<<<<

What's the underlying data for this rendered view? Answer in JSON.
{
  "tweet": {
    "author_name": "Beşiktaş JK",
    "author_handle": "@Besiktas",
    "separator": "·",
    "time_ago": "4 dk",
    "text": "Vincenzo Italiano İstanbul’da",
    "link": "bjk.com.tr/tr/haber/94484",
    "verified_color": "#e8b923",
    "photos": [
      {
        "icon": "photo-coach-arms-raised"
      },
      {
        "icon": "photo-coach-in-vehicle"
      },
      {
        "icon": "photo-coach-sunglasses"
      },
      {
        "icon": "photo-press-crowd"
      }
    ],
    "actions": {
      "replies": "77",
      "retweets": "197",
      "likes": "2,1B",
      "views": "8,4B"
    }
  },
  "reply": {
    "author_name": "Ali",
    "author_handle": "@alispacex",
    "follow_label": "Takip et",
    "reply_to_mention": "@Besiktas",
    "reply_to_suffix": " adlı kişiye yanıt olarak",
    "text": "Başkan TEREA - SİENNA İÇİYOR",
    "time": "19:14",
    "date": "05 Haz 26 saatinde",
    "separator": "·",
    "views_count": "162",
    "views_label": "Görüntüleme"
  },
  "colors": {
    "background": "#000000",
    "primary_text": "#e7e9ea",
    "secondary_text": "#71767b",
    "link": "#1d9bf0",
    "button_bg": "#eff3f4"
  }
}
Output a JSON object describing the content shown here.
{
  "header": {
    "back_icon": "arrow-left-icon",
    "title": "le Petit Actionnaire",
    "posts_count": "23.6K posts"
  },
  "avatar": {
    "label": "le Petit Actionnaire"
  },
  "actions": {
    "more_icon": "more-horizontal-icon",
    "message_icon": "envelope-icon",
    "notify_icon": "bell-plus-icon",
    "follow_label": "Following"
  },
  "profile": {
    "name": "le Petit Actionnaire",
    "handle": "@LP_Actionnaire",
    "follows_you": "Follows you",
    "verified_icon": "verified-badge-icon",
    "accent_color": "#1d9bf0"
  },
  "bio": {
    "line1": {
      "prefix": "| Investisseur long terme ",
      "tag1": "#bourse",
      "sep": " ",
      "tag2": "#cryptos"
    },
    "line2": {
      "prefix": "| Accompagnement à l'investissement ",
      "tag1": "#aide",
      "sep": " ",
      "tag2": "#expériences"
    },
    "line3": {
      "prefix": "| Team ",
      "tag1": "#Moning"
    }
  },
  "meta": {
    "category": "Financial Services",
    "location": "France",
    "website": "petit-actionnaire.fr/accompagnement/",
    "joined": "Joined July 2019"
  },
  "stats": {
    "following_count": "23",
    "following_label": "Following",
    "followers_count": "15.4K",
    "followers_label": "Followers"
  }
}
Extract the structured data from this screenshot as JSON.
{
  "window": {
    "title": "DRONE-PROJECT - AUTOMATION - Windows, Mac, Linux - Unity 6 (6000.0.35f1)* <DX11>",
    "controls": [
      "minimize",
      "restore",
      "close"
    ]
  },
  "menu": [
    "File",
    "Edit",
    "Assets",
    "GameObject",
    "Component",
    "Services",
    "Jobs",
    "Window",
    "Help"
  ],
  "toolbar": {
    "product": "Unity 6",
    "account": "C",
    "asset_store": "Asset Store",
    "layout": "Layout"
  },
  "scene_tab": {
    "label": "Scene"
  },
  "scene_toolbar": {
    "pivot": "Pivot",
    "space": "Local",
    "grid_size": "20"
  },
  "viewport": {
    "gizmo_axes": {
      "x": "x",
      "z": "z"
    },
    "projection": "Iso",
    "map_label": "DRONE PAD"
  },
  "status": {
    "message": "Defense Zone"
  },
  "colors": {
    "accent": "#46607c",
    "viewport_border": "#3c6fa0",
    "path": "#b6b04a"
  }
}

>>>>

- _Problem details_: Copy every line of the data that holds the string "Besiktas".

- _Finished task_:
    "author_handle": "@Besiktas",
    "reply_to_mention": "@Besiktas",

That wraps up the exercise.